One of the most controversial changes of the new tax law is the limitation on state and local taxes to individual taxpayers. The limit of $10,000 will not only keep some from being able to get the full deduction for their real estate taxes, it also makes it more difficult for them to itemize their deductions.
With the standard deduction increasing to $24,000 for married couples, itemized deductions must exceed that amount in order to generate greater tax savings. Since a cap of $10,000 is allocated for state and local taxes, taxpayers must generate $14,000 from mortgage interest and charity in order to itemize their deductions (assuming no major medical expenses).
Previously, taxpayers could itemize at anything above $12,700, meaning that pretty much every dollar of charitable giving increased the itemized deduction. That is not the case any longer, and charities are concerned. In fact, Indiana University estimated that charitable giving nationwide will drop by $13.1 billion.
Let’s look at an example of why this is a concern. We’ll assume a taxpayer (married, filing jointly) has the following situation.
In this example, the taxpayers have $11,100 of state and local taxes, which will be capped at $10,000. They also have $8,000 of mortgage interest, so they have $18,000 of potential itemized deductions. In 2017, they would already be itemizing, deducting their tax bill proportionately for every additional dollar of charitable giving. In 2018, they need to give over $6,000 to see any difference in their tax liability.
Let’s assume that the family wants to give $7,500 to charity. Not only does the first $6,000 do nothing to their tax liability, they are in a lower tax bracket than they had been before due to the law changes. The tax effect of the contribution, as calculated below, is much smaller in 2018 than in 2017 and is a much lesser percentage of the total gift.

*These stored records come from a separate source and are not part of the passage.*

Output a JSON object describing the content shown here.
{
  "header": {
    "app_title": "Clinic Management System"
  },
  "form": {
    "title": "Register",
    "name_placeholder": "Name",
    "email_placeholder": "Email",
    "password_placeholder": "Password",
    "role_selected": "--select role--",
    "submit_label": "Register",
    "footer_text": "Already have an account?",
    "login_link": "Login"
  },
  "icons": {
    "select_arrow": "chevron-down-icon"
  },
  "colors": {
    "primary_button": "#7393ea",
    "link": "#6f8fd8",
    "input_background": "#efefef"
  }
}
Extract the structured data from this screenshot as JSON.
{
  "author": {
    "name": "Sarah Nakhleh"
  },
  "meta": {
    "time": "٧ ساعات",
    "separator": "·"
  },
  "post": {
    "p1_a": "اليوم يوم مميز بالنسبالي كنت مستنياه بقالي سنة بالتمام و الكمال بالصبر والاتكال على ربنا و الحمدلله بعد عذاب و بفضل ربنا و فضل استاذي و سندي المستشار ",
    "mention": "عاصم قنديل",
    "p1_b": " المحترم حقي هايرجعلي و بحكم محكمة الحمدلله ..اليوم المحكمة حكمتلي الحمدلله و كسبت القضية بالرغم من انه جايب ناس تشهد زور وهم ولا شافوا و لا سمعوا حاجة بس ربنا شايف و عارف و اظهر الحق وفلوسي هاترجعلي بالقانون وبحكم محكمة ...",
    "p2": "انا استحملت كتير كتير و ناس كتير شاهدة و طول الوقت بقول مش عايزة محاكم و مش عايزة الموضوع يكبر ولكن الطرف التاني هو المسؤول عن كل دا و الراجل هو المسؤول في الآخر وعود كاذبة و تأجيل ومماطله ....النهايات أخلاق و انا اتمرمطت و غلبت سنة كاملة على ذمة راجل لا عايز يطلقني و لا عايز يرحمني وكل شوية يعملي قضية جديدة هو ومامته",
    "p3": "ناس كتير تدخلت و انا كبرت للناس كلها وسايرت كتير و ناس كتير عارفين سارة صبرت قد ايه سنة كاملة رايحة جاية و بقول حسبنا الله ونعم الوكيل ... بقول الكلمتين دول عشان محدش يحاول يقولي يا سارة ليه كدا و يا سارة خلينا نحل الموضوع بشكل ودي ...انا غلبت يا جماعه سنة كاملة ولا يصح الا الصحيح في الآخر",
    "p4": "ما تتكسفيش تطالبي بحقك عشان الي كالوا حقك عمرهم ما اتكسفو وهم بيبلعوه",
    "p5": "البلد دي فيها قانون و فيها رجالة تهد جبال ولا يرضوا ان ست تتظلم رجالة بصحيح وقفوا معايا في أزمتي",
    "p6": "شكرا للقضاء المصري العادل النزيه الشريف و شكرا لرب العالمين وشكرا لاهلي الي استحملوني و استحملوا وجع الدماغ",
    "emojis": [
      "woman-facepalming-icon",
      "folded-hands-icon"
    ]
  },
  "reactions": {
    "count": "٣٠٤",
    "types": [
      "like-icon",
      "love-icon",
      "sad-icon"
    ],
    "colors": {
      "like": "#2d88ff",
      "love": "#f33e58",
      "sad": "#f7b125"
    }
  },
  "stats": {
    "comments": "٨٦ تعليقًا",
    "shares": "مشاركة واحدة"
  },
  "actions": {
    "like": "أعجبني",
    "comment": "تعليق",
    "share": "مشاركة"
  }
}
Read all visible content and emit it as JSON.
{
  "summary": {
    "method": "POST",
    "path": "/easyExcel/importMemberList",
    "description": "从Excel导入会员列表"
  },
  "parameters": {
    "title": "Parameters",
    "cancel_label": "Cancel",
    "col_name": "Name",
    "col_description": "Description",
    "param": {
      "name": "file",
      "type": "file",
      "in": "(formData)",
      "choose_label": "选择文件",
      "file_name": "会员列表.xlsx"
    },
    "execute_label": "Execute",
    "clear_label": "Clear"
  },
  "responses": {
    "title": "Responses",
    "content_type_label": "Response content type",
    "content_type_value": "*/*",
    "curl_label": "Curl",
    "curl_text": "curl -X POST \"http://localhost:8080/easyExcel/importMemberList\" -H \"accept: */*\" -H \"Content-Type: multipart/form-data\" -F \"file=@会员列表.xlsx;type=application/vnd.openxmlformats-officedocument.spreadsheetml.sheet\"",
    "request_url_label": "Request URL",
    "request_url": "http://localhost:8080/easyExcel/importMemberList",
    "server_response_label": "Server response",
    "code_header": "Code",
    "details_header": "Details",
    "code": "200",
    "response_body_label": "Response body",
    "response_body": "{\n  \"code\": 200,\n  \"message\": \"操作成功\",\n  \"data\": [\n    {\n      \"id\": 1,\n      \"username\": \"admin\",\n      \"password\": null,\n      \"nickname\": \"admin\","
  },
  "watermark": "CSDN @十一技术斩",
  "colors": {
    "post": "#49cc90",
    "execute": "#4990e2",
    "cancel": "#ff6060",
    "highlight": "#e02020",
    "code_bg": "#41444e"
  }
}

The bottom line is that, for some donors, the tax incentive to give has been greatly reduced. However, nonprofits need not be completely dismayed, and there are three reasons to maintain a positive attitude in light of potentially negative appearances.
Reason 1: Donors of significant funds will be impacted less by the law
The example above assumes a couple has moderate giving tendencies. Had they committed to giving 10 percent of their income to charity, hardly an uncommon exercise, the effect of the giving would go from 4.4% to 13.2%. The more an individual gives, the less drastic the impact of the changes in itemized deductions.
Furthermore, foundations, many of whom have hundreds of thousands of dollars, are subject to different tax laws and treatment and may not reduce their giving just because of a tax law change.
Reason 2: A donation is still cash out of one’s possession.
Regardless of the tax impact of giving, any donor who is giving solely for the tax benefit, would be better off just keeping the money and paying tax on it, as opposed to giving it away. Very few donations reduce tax liabilities dollar-for-dollar, with PA’s scholarship program being one general exception. Donors who are solely interested in saving money will not give at all.
Reason 3: Impact
I believe that donors typically give because of what their donation will do for the recipient. The tax deduction is a secondary reward. Nonprofit entities may have to be more deliberate in explaining what a $5,000 donation would do for the organization, and they will have to keep their donors apprised as to what is happening within the charity. Donors who believe they are making a difference are likely to give more. The tax law change, like many potential setbacks, has the potential to create an opportunity for nonprofits where initially a threat is perceived. Getting in front of more donors and explaining the mission, values, and accomplishments of the organization can make 2018 the best year yet for donations.
By Dan Massey, CPA, Principal